The operation is said to be worth about $385 million.
Though still requiring the parties to sign off on the deal, the operation could be announced as early as next week, according to Argentine newspaper Clarín. Viacom is said to have outbid Time Warner and the Cisneros Group to buy Telefe.
Telefonica’s sale marks part of a divestment drive at the telco whose debt levels run at 3.2 times operating profit, third quarter 2016, after the European Commission blocked a sale of Telefonica’s U.K. telco O2 to Hutchinson and Telefonica cancelled an initial public offering of its infrastructure unit, Telxius. The returns Telefonica will see from Telefe, though it moves the telco in the right direction, will hardly move the needle on Telefonica debt which stood at €50.0 million ($55.4 billion) on Sept. 30. Debt at European telecoms is expected to average 2.24 times operating profit by the end of 2017, said one analyst.
For Viacom, the Telefe deal would be a bet not just on Telefe but a turnaround in the Argentine economy under new president Mauricio Macri. The amount of foreign direct investment in Argentina in the first nine months of 2016 passed $4.1 billion, more than that for the whole of the years in 2014 and 2015, according to fDi markets, a Financial Times data service.
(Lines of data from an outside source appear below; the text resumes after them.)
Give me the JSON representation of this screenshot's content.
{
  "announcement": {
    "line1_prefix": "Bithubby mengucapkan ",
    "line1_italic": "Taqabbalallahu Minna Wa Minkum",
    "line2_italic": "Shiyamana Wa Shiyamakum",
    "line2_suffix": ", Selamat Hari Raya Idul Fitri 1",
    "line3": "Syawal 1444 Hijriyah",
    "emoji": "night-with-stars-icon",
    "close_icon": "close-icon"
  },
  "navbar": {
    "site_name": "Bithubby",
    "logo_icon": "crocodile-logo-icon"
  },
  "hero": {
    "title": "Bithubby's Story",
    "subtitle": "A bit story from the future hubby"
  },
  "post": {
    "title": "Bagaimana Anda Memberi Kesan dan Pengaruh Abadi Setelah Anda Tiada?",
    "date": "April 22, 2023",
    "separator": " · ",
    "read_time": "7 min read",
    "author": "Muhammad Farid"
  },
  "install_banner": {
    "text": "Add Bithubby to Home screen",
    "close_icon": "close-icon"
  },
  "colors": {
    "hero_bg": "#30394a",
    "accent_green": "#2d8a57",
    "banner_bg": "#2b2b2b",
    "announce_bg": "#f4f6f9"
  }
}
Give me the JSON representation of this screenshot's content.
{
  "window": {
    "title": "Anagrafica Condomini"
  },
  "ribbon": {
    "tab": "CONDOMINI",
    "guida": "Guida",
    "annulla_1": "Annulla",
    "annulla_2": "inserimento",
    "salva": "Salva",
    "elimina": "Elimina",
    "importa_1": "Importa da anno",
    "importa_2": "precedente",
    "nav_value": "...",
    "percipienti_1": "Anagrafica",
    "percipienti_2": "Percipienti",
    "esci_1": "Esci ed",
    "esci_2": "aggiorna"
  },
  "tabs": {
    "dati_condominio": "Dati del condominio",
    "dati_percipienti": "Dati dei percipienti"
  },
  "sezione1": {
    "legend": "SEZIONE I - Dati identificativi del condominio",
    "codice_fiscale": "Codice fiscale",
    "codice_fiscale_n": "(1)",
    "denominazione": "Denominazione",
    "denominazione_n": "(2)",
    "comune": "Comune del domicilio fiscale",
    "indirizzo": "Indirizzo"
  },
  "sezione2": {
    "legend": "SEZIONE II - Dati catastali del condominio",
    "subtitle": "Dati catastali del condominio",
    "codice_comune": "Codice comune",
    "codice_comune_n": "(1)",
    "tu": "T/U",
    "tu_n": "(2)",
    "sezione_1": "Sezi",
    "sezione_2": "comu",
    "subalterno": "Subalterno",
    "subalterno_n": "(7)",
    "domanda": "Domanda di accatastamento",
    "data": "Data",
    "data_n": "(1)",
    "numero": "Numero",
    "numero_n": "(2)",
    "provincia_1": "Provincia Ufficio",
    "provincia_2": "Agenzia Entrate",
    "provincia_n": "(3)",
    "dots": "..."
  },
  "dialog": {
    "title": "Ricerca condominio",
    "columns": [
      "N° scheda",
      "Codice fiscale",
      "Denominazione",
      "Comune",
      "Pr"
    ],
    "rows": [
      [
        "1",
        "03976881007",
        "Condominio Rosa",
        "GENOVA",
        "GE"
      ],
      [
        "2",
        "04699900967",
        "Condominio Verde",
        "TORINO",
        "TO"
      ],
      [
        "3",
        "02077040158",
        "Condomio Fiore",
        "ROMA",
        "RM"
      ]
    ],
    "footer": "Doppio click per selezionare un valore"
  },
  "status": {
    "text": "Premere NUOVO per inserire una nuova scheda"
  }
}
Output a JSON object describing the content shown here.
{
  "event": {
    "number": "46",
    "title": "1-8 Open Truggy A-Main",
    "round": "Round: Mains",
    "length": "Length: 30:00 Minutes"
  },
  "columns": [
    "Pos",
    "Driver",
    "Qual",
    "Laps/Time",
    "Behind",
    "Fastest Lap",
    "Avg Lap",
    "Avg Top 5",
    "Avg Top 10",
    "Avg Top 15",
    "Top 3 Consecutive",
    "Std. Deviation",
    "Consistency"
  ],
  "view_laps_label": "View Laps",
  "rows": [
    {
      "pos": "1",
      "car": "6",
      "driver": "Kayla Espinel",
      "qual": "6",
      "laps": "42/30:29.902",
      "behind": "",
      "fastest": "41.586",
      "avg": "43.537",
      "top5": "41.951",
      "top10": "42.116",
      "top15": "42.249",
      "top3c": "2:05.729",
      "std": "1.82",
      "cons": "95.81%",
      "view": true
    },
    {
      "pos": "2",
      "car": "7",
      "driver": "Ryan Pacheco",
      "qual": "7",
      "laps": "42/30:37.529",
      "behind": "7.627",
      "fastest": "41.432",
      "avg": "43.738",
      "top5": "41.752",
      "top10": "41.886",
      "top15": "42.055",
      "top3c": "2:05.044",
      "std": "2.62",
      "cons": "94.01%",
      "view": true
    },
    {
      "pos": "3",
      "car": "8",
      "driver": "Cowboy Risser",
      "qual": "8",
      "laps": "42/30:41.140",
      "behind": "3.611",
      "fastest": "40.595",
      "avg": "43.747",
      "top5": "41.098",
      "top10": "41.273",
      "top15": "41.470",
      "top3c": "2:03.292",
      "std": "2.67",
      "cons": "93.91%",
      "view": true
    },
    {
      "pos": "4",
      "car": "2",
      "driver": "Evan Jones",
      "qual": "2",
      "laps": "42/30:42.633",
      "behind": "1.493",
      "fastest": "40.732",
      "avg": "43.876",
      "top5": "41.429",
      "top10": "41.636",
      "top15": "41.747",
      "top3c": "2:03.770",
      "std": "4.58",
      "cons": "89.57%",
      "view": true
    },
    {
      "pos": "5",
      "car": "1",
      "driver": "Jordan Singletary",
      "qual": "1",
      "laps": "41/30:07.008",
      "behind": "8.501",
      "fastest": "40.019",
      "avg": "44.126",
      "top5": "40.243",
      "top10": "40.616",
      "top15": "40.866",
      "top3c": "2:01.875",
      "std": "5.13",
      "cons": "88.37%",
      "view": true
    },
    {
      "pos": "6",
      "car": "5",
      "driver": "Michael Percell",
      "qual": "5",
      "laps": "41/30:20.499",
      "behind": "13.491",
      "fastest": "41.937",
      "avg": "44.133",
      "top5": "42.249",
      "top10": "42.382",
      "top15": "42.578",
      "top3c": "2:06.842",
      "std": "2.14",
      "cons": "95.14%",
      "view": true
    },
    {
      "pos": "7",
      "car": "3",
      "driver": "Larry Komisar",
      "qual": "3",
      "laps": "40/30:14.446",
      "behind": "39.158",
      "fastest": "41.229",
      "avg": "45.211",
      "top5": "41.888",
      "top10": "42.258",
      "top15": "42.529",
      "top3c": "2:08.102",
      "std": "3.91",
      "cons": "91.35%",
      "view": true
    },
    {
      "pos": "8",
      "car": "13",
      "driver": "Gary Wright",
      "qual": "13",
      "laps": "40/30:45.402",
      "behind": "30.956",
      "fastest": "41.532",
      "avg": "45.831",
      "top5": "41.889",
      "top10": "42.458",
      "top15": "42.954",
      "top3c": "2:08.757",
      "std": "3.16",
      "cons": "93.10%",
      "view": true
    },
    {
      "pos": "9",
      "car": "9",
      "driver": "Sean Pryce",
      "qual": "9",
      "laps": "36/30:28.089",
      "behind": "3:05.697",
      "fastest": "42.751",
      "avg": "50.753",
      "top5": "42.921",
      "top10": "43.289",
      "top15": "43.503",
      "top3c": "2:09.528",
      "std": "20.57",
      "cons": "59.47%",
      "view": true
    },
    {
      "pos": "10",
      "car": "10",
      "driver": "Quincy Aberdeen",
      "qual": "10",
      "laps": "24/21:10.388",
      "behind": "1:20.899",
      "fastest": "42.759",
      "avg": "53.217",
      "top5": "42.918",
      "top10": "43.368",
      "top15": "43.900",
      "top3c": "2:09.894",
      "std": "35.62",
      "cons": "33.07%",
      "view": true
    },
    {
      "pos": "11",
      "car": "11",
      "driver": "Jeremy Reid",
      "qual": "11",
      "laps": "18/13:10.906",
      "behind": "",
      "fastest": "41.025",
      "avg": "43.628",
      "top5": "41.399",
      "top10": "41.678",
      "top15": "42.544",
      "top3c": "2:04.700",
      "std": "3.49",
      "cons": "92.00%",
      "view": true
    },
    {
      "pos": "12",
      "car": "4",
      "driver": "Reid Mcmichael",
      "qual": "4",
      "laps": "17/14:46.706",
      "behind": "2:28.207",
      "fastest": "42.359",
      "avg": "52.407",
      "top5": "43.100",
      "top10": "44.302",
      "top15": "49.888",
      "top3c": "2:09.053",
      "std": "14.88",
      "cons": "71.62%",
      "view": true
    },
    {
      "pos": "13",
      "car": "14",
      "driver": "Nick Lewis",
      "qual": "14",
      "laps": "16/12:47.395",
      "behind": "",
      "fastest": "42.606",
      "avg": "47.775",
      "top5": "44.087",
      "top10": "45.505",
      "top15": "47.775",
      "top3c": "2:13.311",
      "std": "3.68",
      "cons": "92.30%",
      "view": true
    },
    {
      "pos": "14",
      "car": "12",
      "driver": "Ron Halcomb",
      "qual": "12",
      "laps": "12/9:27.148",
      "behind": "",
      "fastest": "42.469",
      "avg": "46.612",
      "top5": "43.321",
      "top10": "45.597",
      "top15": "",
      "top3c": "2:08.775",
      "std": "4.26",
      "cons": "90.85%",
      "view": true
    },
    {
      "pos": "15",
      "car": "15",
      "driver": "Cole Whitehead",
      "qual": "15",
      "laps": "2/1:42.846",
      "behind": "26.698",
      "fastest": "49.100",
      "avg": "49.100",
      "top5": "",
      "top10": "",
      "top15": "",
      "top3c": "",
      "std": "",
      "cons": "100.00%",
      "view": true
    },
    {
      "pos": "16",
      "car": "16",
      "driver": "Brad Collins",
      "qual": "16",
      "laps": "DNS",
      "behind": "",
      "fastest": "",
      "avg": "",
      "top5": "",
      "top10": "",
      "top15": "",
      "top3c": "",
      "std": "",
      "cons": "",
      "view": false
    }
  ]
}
Telefe already dominates TV ratings in Argentina. Under Tomas Yankelevich, Telefe’s contents and international business chief, Telefe has also driven into international content alliances, seeking to loosen its dependence on the Argentine economy, signing co-development alliances with FremantleMedia and Keshet, for example. It has also entered Latin American TV series co-productions, such as on crime drama “The Return of Lucas.”
Telefe opened an office this January in the U.S. to pioneer English-language productions which it described as a “fundamental step” in growing to be “among the main production companies in the world.” It is also pushing into shorter novelas, often with a thriller edge, such as “Love After Love,” whose billboard emblazoned Cannes Palais des Festivals at last month’s Mipcom trade fair.
As competition for premium content heats up in Latin America’s pay TV market, including in Argentina, fired up by broadcasters’ response to the launch of Netflix across the region, Telefe’s content production ambitions are among the most aggressive in the region.
“Going down the free to air TV route as a window at a time when chord-cutting is taking place and there are less subscribers for the traditional cable TV channel resale is something that could be interesting at a time when the Viacom is redefining its priorities,” said one analyst.
Viacom’s purchase of Telefe was first reported by Bloomberg.